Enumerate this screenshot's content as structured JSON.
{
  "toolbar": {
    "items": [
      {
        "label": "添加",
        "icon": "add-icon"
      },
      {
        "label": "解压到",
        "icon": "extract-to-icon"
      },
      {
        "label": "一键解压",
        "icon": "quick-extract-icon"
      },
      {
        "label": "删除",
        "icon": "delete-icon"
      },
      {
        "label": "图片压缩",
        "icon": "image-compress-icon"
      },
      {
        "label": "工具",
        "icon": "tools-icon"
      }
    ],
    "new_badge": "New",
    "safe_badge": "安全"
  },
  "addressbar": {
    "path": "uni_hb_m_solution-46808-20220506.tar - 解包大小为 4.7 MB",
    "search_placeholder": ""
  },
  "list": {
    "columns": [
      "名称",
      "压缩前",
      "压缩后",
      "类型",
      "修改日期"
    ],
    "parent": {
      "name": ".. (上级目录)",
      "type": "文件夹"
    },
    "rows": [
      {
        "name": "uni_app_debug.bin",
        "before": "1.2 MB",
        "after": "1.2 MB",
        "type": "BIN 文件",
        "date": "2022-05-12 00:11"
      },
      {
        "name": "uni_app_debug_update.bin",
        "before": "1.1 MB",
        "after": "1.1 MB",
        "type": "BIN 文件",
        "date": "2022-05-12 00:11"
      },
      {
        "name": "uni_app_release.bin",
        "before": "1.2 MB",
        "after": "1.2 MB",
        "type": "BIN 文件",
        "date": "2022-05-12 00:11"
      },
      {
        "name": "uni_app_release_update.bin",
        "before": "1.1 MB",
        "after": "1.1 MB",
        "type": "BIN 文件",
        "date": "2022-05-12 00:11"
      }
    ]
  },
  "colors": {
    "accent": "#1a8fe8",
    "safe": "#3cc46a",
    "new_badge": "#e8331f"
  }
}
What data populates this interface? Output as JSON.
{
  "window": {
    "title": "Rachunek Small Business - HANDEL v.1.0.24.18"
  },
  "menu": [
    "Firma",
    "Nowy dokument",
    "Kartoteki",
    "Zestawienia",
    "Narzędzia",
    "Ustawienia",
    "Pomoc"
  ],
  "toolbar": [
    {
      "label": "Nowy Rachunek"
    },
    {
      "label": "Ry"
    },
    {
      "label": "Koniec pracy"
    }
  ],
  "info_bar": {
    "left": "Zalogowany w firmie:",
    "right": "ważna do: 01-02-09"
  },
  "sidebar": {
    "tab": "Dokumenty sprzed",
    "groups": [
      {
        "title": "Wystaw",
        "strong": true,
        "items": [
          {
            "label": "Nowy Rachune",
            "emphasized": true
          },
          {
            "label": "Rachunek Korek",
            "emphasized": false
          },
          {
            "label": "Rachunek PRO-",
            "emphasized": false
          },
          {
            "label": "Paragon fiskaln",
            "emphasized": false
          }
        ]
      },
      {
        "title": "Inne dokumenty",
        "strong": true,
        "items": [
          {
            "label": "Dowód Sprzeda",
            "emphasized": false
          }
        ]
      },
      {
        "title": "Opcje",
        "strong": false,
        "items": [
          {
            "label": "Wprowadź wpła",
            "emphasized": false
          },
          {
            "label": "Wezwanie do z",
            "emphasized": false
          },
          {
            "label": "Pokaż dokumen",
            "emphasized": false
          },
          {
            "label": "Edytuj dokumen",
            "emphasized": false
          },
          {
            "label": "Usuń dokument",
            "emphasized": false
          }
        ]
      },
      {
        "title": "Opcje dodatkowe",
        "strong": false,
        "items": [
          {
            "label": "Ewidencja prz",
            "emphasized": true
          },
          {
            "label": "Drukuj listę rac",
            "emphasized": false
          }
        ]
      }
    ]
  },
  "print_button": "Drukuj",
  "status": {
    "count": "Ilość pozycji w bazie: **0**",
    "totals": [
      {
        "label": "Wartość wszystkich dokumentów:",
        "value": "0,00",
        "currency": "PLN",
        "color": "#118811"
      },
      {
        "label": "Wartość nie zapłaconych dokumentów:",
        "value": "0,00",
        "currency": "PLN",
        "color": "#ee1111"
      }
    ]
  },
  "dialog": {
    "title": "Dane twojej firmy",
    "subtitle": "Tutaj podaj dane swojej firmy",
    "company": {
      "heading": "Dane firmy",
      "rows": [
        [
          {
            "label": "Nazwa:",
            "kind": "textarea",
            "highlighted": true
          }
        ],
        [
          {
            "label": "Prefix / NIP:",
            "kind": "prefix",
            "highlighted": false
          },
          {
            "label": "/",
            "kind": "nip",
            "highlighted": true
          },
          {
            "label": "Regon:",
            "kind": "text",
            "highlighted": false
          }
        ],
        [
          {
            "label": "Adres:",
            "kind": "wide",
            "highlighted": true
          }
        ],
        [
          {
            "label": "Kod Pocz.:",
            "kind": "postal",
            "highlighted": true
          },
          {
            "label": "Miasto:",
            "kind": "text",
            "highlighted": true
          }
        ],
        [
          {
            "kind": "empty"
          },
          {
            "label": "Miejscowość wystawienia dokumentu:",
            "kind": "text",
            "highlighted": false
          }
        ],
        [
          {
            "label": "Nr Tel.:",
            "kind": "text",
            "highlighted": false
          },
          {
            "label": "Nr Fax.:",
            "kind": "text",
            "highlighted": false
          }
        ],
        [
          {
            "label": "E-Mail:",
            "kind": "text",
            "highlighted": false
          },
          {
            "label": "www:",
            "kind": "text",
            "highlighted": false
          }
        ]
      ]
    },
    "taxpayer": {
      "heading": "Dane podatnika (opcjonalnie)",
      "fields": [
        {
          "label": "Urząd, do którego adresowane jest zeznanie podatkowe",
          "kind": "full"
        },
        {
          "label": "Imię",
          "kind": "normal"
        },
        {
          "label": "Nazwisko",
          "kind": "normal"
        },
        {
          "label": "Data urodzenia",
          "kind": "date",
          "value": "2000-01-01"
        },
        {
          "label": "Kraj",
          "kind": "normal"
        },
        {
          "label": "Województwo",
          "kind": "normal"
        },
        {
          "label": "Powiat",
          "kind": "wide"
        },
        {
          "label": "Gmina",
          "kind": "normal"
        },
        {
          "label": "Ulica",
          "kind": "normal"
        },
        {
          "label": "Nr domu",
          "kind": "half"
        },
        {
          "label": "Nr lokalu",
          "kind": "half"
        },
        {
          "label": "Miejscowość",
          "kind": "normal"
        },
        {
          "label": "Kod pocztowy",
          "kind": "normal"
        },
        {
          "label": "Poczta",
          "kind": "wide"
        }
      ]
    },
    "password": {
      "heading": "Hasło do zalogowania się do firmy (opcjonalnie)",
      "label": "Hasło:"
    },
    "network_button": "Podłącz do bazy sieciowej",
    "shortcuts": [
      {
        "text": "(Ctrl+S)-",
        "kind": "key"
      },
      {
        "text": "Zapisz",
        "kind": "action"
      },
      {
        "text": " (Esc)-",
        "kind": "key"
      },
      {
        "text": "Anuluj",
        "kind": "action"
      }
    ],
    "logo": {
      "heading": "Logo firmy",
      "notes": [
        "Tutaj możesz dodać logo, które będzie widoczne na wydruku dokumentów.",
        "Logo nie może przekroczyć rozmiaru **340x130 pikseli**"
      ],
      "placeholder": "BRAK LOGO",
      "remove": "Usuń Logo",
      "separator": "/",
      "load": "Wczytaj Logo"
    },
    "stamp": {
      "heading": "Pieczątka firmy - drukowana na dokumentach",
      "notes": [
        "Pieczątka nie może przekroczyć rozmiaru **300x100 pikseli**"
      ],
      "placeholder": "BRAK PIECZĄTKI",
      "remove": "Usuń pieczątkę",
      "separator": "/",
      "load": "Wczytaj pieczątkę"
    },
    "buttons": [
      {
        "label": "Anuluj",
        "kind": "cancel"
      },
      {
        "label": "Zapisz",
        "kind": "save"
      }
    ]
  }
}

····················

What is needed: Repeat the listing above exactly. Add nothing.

Response to this exercise:
Enumerate this screenshot's content as structured JSON.
{
  "toolbar": {
    "items": [
      {
        "label": "添加",
        "icon": "add-icon"
      },
      {
        "label": "解压到",
        "icon": "extract-to-icon"
      },
      {
        "label": "一键解压",
        "icon": "quick-extract-icon"
      },
      {
        "label": "删除",
        "icon": "delete-icon"
      },
      {
        "label": "图片压缩",
        "icon": "image-compress-icon"
      },
      {
        "label": "工具",
        "icon": "tools-icon"
      }
    ],
    "new_badge": "New",
    "safe_badge": "安全"
  },
  "addressbar": {
    "path": "uni_hb_m_solution-46808-20220506.tar - 解包大小为 4.7 MB",
    "search_placeholder": ""
  },
  "list": {
    "columns": [
      "名称",
      "压缩前",
      "压缩后",
      "类型",
      "修改日期"
    ],
    "parent": {
      "name": ".. (上级目录)",
      "type": "文件夹"
    },
    "rows": [
      {
        "name": "uni_app_debug.bin",
        "before": "1.2 MB",
        "after": "1.2 MB",
        "type": "BIN 文件",
        "date": "2022-05-12 00:11"
      },
      {
        "name": "uni_app_debug_update.bin",
        "before": "1.1 MB",
        "after": "1.1 MB",
        "type": "BIN 文件",
        "date": "2022-05-12 00:11"
      },
      {
        "name": "uni_app_release.bin",
        "before": "1.2 MB",
        "after": "1.2 MB",
        "type": "BIN 文件",
        "date": "2022-05-12 00:11"
      },
      {
        "name": "uni_app_release_update.bin",
        "before": "1.1 MB",
        "after": "1.1 MB",
        "type": "BIN 文件",
        "date": "2022-05-12 00:11"
      }
    ]
  },
  "colors": {
    "accent": "#1a8fe8",
    "safe": "#3cc46a",
    "new_badge": "#e8331f"
  }
}
What data populates this interface? Output as JSON.
{
  "window": {
    "title": "Rachunek Small Business - HANDEL v.1.0.24.18"
  },
  "menu": [
    "Firma",
    "Nowy dokument",
    "Kartoteki",
    "Zestawienia",
    "Narzędzia",
    "Ustawienia",
    "Pomoc"
  ],
  "toolbar": [
    {
      "label": "Nowy Rachunek"
    },
    {
      "label": "Ry"
    },
    {
      "label": "Koniec pracy"
    }
  ],
  "info_bar": {
    "left": "Zalogowany w firmie:",
    "right": "ważna do: 01-02-09"
  },
  "sidebar": {
    "tab": "Dokumenty sprzed",
    "groups": [
      {
        "title": "Wystaw",
        "strong": true,
        "items": [
          {
            "label": "Nowy Rachune",
            "emphasized": true
          },
          {
            "label": "Rachunek Korek",
            "emphasized": false
          },
          {
            "label": "Rachunek PRO-",
            "emphasized": false
          },
          {
            "label": "Paragon fiskaln",
            "emphasized": false
          }
        ]
      },
      {
        "title": "Inne dokumenty",
        "strong": true,
        "items": [
          {
            "label": "Dowód Sprzeda",
            "emphasized": false
          }
        ]
      },
      {
        "title": "Opcje",
        "strong": false,
        "items": [
          {
            "label": "Wprowadź wpła",
            "emphasized": false
          },
          {
            "label": "Wezwanie do z",
            "emphasized": false
          },
          {
            "label": "Pokaż dokumen",
            "emphasized": false
          },
          {
            "label": "Edytuj dokumen",
            "emphasized": false
          },
          {
            "label": "Usuń dokument",
            "emphasized": false
          }
        ]
      },
      {
        "title": "Opcje dodatkowe",
        "strong": false,
        "items": [
          {
            "label": "Ewidencja prz",
            "emphasized": true
          },
          {
            "label": "Drukuj listę rac",
            "emphasized": false
          }
        ]
      }
    ]
  },
  "print_button": "Drukuj",
  "status": {
    "count": "Ilość pozycji w bazie: **0**",
    "totals": [
      {
        "label": "Wartość wszystkich dokumentów:",
        "value": "0,00",
        "currency": "PLN",
        "color": "#118811"
      },
      {
        "label": "Wartość nie zapłaconych dokumentów:",
        "value": "0,00",
        "currency": "PLN",
        "color": "#ee1111"
      }
    ]
  },
  "dialog": {
    "title": "Dane twojej firmy",
    "subtitle": "Tutaj podaj dane swojej firmy",
    "company": {
      "heading": "Dane firmy",
      "rows": [
        [
          {
            "label": "Nazwa:",
            "kind": "textarea",
            "highlighted": true
          }
        ],
        [
          {
            "label": "Prefix / NIP:",
            "kind": "prefix",
            "highlighted": false
          },
          {
            "label": "/",
            "kind": "nip",
            "highlighted": true
          },
          {
            "label": "Regon:",
            "kind": "text",
            "highlighted": false
          }
        ],
        [
          {
            "label": "Adres:",
            "kind": "wide",
            "highlighted": true
          }
        ],
        [
          {
            "label": "Kod Pocz.:",
            "kind": "postal",
            "highlighted": true
          },
          {
            "label": "Miasto:",
            "kind": "text",
            "highlighted": true
          }
        ],
        [
          {
            "kind": "empty"
          },
          {
            "label": "Miejscowość wystawienia dokumentu:",
            "kind": "text",
            "highlighted": false
          }
        ],
        [
          {
            "label": "Nr Tel.:",
            "kind": "text",
            "highlighted": false
          },
          {
            "label": "Nr Fax.:",
            "kind": "text",
            "highlighted": false
          }
        ],
        [
          {
            "label": "E-Mail:",
            "kind": "text",
            "highlighted": false
          },
          {
            "label": "www:",
            "kind": "text",
            "highlighted": false
          }
        ]
      ]
    },
    "taxpayer": {
      "heading": "Dane podatnika (opcjonalnie)",
      "fields": [
        {
          "label": "Urząd, do którego adresowane jest zeznanie podatkowe",
          "kind": "full"
        },
        {
          "label": "Imię",
          "kind": "normal"
        },
        {
          "label": "Nazwisko",
          "kind": "normal"
        },
        {
          "label": "Data urodzenia",
          "kind": "date",
          "value": "2000-01-01"
        },
        {
          "label": "Kraj",
          "kind": "normal"
        },
        {
          "label": "Województwo",
          "kind": "normal"
        },
        {
          "label": "Powiat",
          "kind": "wide"
        },
        {
          "label": "Gmina",
          "kind": "normal"
        },
        {
          "label": "Ulica",
          "kind": "normal"
        },
        {
          "label": "Nr domu",
          "kind": "half"
        },
        {
          "label": "Nr lokalu",
          "kind": "half"
        },
        {
          "label": "Miejscowość",
          "kind": "normal"
        },
        {
          "label": "Kod pocztowy",
          "kind": "normal"
        },
        {
          "label": "Poczta",
          "kind": "wide"
        }
      ]
    },
    "password": {
      "heading": "Hasło do zalogowania się do firmy (opcjonalnie)",
      "label": "Hasło:"
    },
    "network_button": "Podłącz do bazy sieciowej",
    "shortcuts": [
      {
        "text": "(Ctrl+S)-",
        "kind": "key"
      },
      {
        "text": "Zapisz",
        "kind": "action"
      },
      {
        "text": " (Esc)-",
        "kind": "key"
      },
      {
        "text": "Anuluj",
        "kind": "action"
      }
    ],
    "logo": {
      "heading": "Logo firmy",
      "notes": [
        "Tutaj możesz dodać logo, które będzie widoczne na wydruku dokumentów.",
        "Logo nie może przekroczyć rozmiaru **340x130 pikseli**"
      ],
      "placeholder": "BRAK LOGO",
      "remove": "Usuń Logo",
      "separator": "/",
      "load": "Wczytaj Logo"
    },
    "stamp": {
      "heading": "Pieczątka firmy - drukowana na dokumentach",
      "notes": [
        "Pieczątka nie może przekroczyć rozmiaru **300x100 pikseli**"
      ],
      "placeholder": "BRAK PIECZĄTKI",
      "remove": "Usuń pieczątkę",
      "separator": "/",
      "load": "Wczytaj pieczątkę"
    },
    "buttons": [
      {
        "label": "Anuluj",
        "kind": "cancel"
      },
      {
        "label": "Zapisz",
        "kind": "save"
      }
    ]
  }
}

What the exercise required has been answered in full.